Batch entered the game with just modest statistics this season: seven touchdown passes and the same number of interceptions, and a 70.8 rating. But it is the pass pressure and Batch's response to it that concerns the Lions the most. Batch has been sacked 27 times in just seven games, and he may be developing bad habits -- in the way of hurrying his set-up and delivery -- in anticipation of being hit. With a game next week against visiting Miami, which features one of the league's best pass rushes, Batch's scrambling days may be far from finished.
2. The Colts defense took a blow last week with the loss of first-round linebacker Rob Morris for the season with a torn quadriceps. But Indianapolis has found itself a keeper in fourth-round defensive tackle Josh Williams. Making his third start of the season Sunday, in place of the injured Ellis Johnson (arthroscopic knee surgery), Williams was a play-maker against the Lions, collecting two tackles, one sack for a safety and recovering a fumble.
And he did it all while wearing a soft cast on his broken right thumb, which he hurt in last week's home victory against New England. A 6-foot-3, 284-pound former University of Michigan standout, Williams has 27 tackles this season, with 2 1/2 sacks, one fumble forced and one recovered. His 9-yard sack of Lions quarterback Charlie Batch with 2:55 remaining in the first half gave Indianapolis a 16-0 lead. It was the second Colts safety of the season -- right end Chad Bratzke had the other -- and gave the franchise more than one safety for the first time since 1962.
Williams' fumble recovery came after Batch lost control when hit by Bratzke at the Lions 10 with 2:19 remaining in the first quarter. The Colts squandered the scoring opportunity when running back Edgerrin James fumbled through the end zone for a touchback on the ensuing play.
With Williams leading the charge, the Colts shut out the Lions in the first half -- a feat they had not managed against any team since December 1997, against Miami.
"We stuck together as a defense and made some plays when we had to today," Williams said. "I tried to fly around as much as possible. I really take pride in my pursuit to the ball."
3. We know this much in the wake of the Colts' victory: Indianapolis head coach Jim Mora is no Fantasy Football player or point-spread gambler. Why else would Mora publicly chastise himself after the game for not instructing Colts running back Edgerrin James to fall down on purpose before scoring the game-capping 24-yard touchdown run with 1:42 remaining?
On the play, a second-and-9 from the Lions' 24, Mora contended that James should have taken a knee after picking up the first down, thereby allowing the Colts to run out the clock with a 23-18 lead. But Mora blamed himself for not making James aware of the situation.
"That was a coaching error on my part," Mora said. "It's something we're going to have to practice. Edgerrin should have dropped on that touchdown. He shouldn't have scored. We make the first down and he goes down, and the game's over. We just run out the clock.
"I'm not blaming him. That's something we didn't cover [in practice]. That could hurt us."

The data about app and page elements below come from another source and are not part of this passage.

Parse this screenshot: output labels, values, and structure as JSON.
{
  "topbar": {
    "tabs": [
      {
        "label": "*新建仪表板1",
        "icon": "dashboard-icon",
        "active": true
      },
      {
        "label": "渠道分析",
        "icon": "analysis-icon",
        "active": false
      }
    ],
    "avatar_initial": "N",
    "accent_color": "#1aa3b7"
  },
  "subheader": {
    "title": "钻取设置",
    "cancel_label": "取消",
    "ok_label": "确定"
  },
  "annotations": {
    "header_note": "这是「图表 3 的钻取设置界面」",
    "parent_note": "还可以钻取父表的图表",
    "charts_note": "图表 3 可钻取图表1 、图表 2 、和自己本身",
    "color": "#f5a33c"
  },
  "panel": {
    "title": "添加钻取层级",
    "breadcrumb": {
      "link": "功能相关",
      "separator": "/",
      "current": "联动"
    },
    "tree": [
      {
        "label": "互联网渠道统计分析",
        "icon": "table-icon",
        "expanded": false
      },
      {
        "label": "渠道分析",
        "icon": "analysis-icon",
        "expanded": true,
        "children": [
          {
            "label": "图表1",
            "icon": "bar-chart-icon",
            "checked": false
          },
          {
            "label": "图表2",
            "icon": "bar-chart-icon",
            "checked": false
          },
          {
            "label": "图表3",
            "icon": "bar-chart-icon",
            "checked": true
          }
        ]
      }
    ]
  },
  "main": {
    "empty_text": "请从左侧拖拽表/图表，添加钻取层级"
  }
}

Ah, but the Colts, thanks to James' late touchdown, did cover. The game's final betting line was Indianapolis by 6 1/2 points. And all those Fantasy Football addicts got the benefit of James' only touchdown of the day. As for the Lions, they took possession at the Detroit 25, trailing by 12 points. They moved the ball 49 yards but the drive ended when regulation expired.
James, who finished with 139 rushing yards on 31 carries, afterward expressed surprise that he would even be asked to consider such atypical strategy on his longest run of the game.
"The only thing on my mind is scoring touchdowns and making plays," James said. "I really wasn't aware of [Mora's thinking]. It would have been hard for me to stop because that's an opportunity that you rarely get, to get into the open field and just cruise into the end zone."